fields spread around through head and skin, magnetic fields don’t
• But even an fMRI voxel contains millions of neurons!
Big disadvantage of fMRI: poor time-resolution
• Blood is slow (seconds) but neurons are fast (milliseconds)
• MEG and EEG measure neural signals directly, millisecond
Take-home message:
Different methods let you ask different questions
Varieties of neuroimaging
Temporal resolution
fMRI of language in 5-year-old children:
How does brain relate to behaviour?
5 year-olds are just about to start school and learn to read
Some interesting questions (most of which we don’t have answers to, yet)
• Peer into a child’s brain, peer into that child’s future?
• What are their language skills?
• How is their brain processing language?
• How big a factor is their environment (Socio-Economic Status) ?
• Which measures might predict subsequent language problems?
Measure brain, measure behaviour, see how they relate
Behavioural measures:
• Battery of standardised language and IQ tests
• Thank you to Anika for having led much of the testing!
• Peabody Picture Vocabulary Test
• Phonological Abilities Test (PAT)
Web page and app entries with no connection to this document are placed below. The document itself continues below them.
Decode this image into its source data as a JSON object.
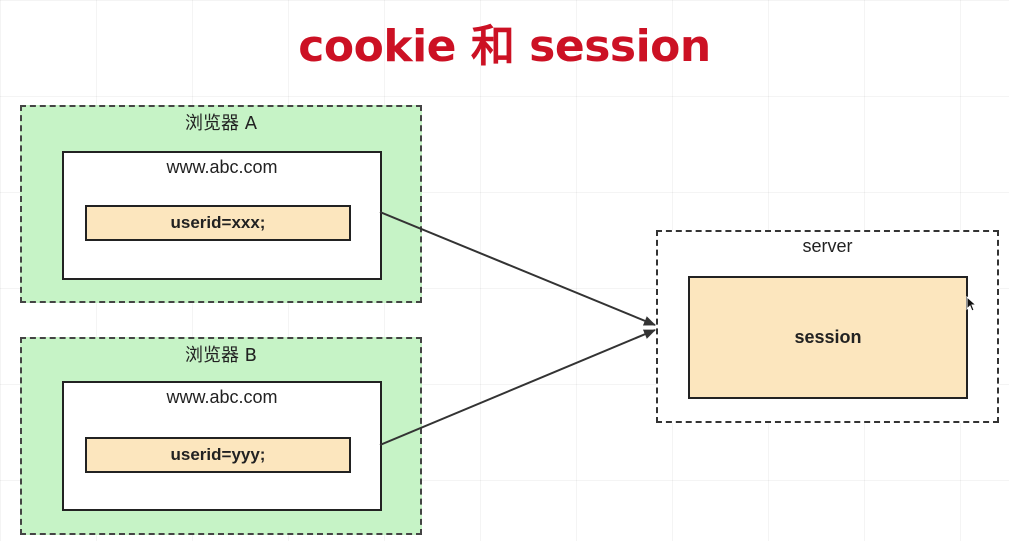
{
  "title": "cookie 和 session",
  "browser_a": {
    "label": "浏览器 A",
    "url": "www.abc.com",
    "cookie": "userid=xxx;"
  },
  "browser_b": {
    "label": "浏览器 B",
    "url": "www.abc.com",
    "cookie": "userid=yyy;"
  },
  "server": {
    "label": "server",
    "session": "session"
  },
  "colors": {
    "title": "#cc1124",
    "browser_fill": "#c6f3c6",
    "cookie_fill": "#fce6be"
  }
}
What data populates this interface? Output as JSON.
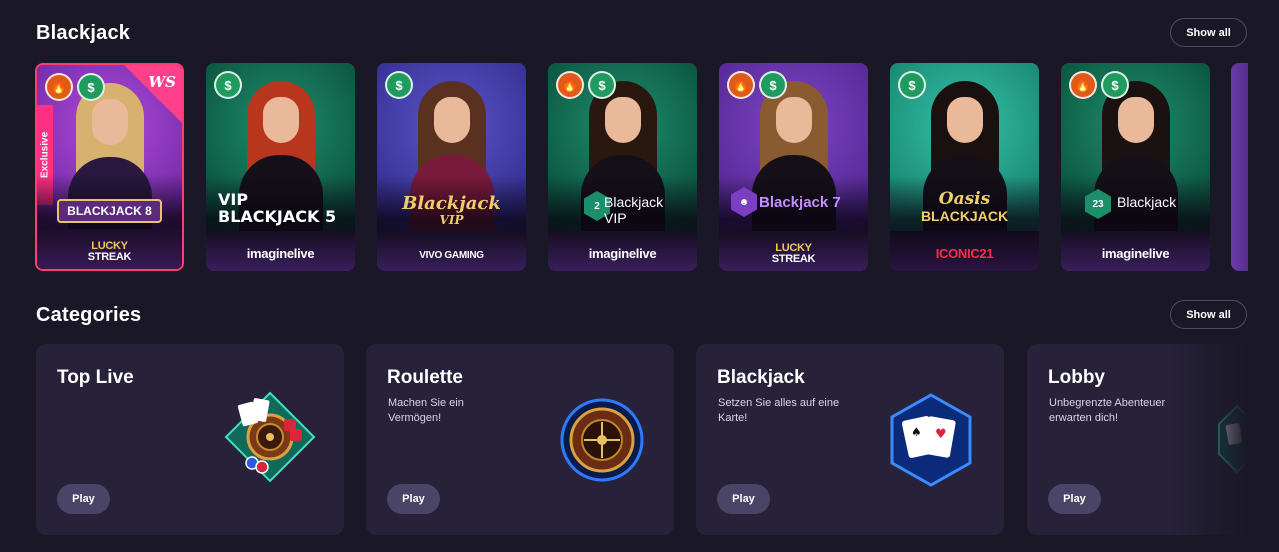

• Clinical Evaluation of Language Fundamentals test (CELF)
• Wechsler Preschool and Primary Scale of Intelligence (WPPSI)
• Measure of Socio-Economic Status (SES): Hollingshead scale
Brain measures:
• fMRI of kids performing rhyme and tone judgments
• Rhyming task: hear two words, press a button if they rhyme
How to convince a small child to lie still
inside a noisy metal tube
MRI scanners are big, noisy tubes. Kids need to keep heads still
• Secret weapon #1: Kids visit first to practice in simulated scanner
• Secret weapon #2: Katie and Sally’s calm and soothing manner
• Out of 30 kids: 14 successful scans with good quality images
Results (Part 1):
Activation of language areas
Left inferior frontal cortex
Approx. location of Broca’s area
• Shows activation
during rhyming task
• Surprisingly clean
activation, especially
for kids
Left superior temporal cortex
Auditory cortex, Wernicke’s area
Results (Part 2):
Correlation between SES and Broca’s
Hemispheric specialisation
• Language areas, including
Broca’s area, are on the left
side of brain
• The more developed the
language areas, the greater
the left/right asymmetry
• Measure of specialisation:
activation difference between
left and right sides
But what does it all mean?
What are the links between SES and language?
• Parental vocabulary and syntax
• Less exposure to reading, fewer books in the home
Environmental factors that impair cognition broadly:
• Nutrition, stress, health care etc.
Does low SES cause language problems?
How would you design a study to test for a causal link?
Some links
Eric Chudler, UW faculty, has a very interesting webpage about the
myth that we use only ten percent of our brains
Jody Culham’s website: lectures from an excellent introductory course:
“fMRI for Newbies”
The Digital Anatomist, from UW’s Dept. of Biological Structure. Lots of
great brain pictures, with addable labels for the different structures
Brain Voyager Brain Tutor: Free 3D brain tutorial, for Mac or Windows
This lecture: